People often ask me, “What job guarantees should we be offering as part of implementing kaizen?” How they ask this question depends on whether or not they are working in a union environment.
I’ve often said that people are the only element in business capable of true transformation. For Lean to work at the strategic level, everyone needs to think and act in a new way. So you cannot implement Lean and think about laying people off after every kaizen. The best improvement ideas will always come from the people doing the work (despite what your middle managers might think). If people see others getting laid off as a result of their or others’ suggestions for how to improve the work, the suggestions will stop. If people are cynical about what is being asked of them, they will stop contributing their ideas and energy.
That said, some companies have cost structures based on legacy practices that require a reduction in force to become lean. When this is the case, I think it is best to do this before you begin your lean turnaround. Incentivizing early retirement or other such voluntary reductions is the least harmful way to do this. Remember there will be some benefits to this painful necessity: being suddenly forced to produce the same amount with less people will require many kaizens early on. This might seem a little scary, but it really does help to focus your attention.
Then the upsides will become clearer. As you free up more and more people through kaizen, you will be able to actually avoid layoffs by finding new ways to use people more wisely. You can build on gains by cutting overtime, eliminating all temporary workers, and assigning your best people who have been freed up to your kaizen promotion office. These folks can then work on the next improvement, perhaps the work that you may have outsourced in the past.
Even with all of these buffers, you should always have a caveat in your job guarantee that if the business is threatened, for example in a severe recession, you do have the right to lay people off then. If this needs to happen, just make sure this is clearly separate from any kaizen activity. Never lay off anyone as a result of kaizen.
As for the issue of union versus non-union, I don’t see this as a significant hurdle. Our first lean implementation back in my days as a Danaher Corporation Group was a U.A.W. location—so too was the Wiremold Company. In both cases we were extremely successful. Yes, unions present additional challenges due to contracts with lots of work rules and job classifications. But you just have to work through these things step by step. We cut job classifications from over 50 to about 5. We did a lot of cross-training and worked hand-in-hand on the shopfloor with union associates to improve the work. The key I think is to treat people well, where everyone is part of the team and appreciated for their contributions. If you treat union members differently because they are part of the union, you are asking for trouble.
Finally, let me add one piece of advice about your people.

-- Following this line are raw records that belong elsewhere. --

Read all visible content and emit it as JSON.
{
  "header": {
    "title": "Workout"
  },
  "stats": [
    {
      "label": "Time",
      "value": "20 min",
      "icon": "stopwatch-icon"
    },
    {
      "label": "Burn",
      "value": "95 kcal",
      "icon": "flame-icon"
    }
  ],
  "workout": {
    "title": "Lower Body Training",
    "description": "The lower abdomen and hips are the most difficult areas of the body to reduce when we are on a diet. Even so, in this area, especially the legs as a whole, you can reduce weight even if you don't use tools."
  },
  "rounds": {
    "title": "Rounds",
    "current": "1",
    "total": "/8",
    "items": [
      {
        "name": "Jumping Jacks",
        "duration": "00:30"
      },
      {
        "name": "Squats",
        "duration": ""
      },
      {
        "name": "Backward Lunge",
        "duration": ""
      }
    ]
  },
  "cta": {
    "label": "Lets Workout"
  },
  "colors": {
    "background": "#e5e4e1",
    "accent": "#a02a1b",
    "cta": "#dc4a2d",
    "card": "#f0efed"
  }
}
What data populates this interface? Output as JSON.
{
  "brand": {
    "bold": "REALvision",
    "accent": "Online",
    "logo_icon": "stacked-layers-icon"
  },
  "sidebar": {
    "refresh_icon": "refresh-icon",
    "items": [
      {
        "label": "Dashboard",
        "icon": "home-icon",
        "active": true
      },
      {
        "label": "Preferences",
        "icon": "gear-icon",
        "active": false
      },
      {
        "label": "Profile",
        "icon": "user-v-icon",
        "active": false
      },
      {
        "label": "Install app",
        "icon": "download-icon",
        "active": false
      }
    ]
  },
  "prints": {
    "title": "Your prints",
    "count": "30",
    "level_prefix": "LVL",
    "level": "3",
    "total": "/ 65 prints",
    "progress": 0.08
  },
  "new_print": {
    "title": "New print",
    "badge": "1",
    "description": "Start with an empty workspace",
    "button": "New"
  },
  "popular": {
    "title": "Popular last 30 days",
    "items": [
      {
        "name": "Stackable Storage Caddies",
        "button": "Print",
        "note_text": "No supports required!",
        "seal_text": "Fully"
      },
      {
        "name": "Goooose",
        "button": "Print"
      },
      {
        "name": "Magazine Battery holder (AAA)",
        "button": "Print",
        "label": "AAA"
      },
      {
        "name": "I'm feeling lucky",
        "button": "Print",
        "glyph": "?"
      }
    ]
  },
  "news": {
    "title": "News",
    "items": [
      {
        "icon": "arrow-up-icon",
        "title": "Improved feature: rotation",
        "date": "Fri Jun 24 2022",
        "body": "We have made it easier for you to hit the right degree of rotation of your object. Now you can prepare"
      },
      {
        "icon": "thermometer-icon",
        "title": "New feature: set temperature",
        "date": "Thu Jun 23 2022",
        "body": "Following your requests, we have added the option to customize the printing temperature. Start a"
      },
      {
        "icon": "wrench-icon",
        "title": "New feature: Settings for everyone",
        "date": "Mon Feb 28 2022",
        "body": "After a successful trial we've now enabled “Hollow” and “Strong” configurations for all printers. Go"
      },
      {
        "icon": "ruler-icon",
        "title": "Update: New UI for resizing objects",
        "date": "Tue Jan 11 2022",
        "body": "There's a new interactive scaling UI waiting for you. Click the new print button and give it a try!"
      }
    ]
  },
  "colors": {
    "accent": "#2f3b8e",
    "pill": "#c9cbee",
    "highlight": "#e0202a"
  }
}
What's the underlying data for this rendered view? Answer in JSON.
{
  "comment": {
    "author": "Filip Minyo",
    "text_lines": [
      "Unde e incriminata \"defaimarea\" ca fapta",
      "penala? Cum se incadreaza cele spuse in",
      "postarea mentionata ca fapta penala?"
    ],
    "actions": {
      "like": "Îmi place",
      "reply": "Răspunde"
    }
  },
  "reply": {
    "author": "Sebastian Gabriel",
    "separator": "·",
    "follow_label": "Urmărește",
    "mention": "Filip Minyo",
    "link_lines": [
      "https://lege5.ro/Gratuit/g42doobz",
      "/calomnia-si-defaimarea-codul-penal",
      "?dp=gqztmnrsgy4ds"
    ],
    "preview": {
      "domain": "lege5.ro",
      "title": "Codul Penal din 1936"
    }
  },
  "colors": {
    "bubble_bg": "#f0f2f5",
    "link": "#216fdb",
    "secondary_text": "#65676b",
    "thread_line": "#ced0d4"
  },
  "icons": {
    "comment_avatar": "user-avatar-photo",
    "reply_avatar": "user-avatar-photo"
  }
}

Don’t set wimpy goals! The point is not to avoid conflict, but to challenge everyone to perform to the best of their ability. It is disrespectful for you to think people cannot do great things.